Build and test out prototypes: Fellows will test the prototypes with end-users and refine the design
Duration and format:
The Peace Lab will commence immediately after the workshop week.

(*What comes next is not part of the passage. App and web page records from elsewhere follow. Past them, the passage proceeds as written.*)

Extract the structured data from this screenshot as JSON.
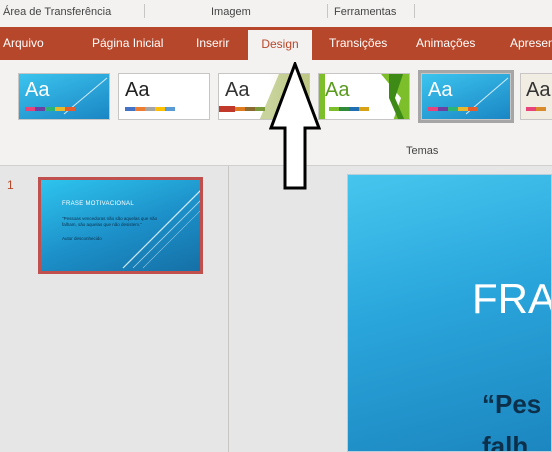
{
  "ribbon_groups": [
    "Área de Transferência",
    "Imagem",
    "Ferramentas"
  ],
  "tabs": [
    {
      "label": "Arquivo",
      "active": false
    },
    {
      "label": "Página Inicial",
      "active": false
    },
    {
      "label": "Inserir",
      "active": false
    },
    {
      "label": "Design",
      "active": true
    },
    {
      "label": "Transições",
      "active": false
    },
    {
      "label": "Animações",
      "active": false
    },
    {
      "label": "Apresen",
      "active": false
    }
  ],
  "themes": {
    "group_label": "Temas",
    "thumbnail_text": "Aa",
    "selected_index": 5
  },
  "slides_pane": {
    "slide_number": "1",
    "thumb_title": "FRASE MOTIVACIONAL",
    "thumb_body": "\"Pessoas vencedoras não são aquelas que não falham, são aquelas que não desistem.\"",
    "thumb_author": "Autor desconhecido"
  },
  "main_slide": {
    "title": "FRA",
    "body_line1": "“Pes",
    "body_line2": "falh"
  },
  "colors": {
    "accent": "#b7472a",
    "ribbon_bg": "#f3f2f1",
    "slide_blue": "#2aa6dc"
  }
}
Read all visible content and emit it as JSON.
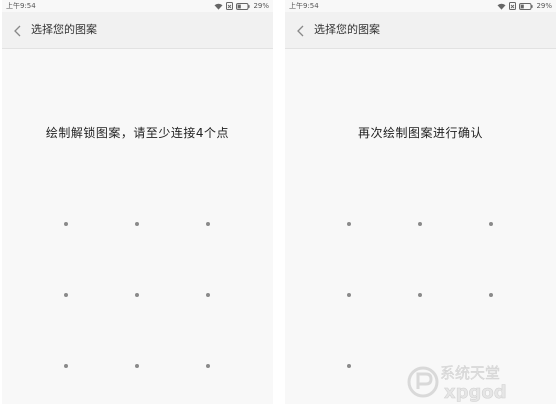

It will take place over 6 weeks from 8 January to 18 February 2022, during which each team will work with the Peace Generation team plus external mentors and advisers.
Fellows are expected to:
- Work closely with team members in person or online
- Spend an average of one day per week on developing the solution
- Arrange regular meetings with mentors/advisers
- Attend in-person workshops on 22 January, 29 January, and 5 February
- Attend an in-person final presentation session on 18 February
We are looking for 12 Peace Fellows who are:
- Undergraduate or graduate students in Hong Kong tertiary education institutions
- Able to commit to the full programme (Mandatory sessions include a pre-fellowship meetup on 29 December 2021 (2 – 5pm), and all sessions in Parts 1 & 2)
- Interested in the intersection between peace and social, political and cultural issues in Hong Kong
- Open-minded and passionate about learning and meeting people
- Online briefing session: 3.30 – 4.30pm, 22 November 2021 (Thursday)
- Deadline for application: 11:59pm, 5 December 2021 (Sunday)
- Online interviews for selected applicants: From 1 December 2021
- Confirmation of successful application: Week of 6 December 2021
- Pre-fellowship meetup: 2 – 5pm, 29 December 2021 (Wednesday)
- Workshop week: 3 – 7 January 2022 (Monday - Friday)
- Peace Lab: 8 January – 18 February 2022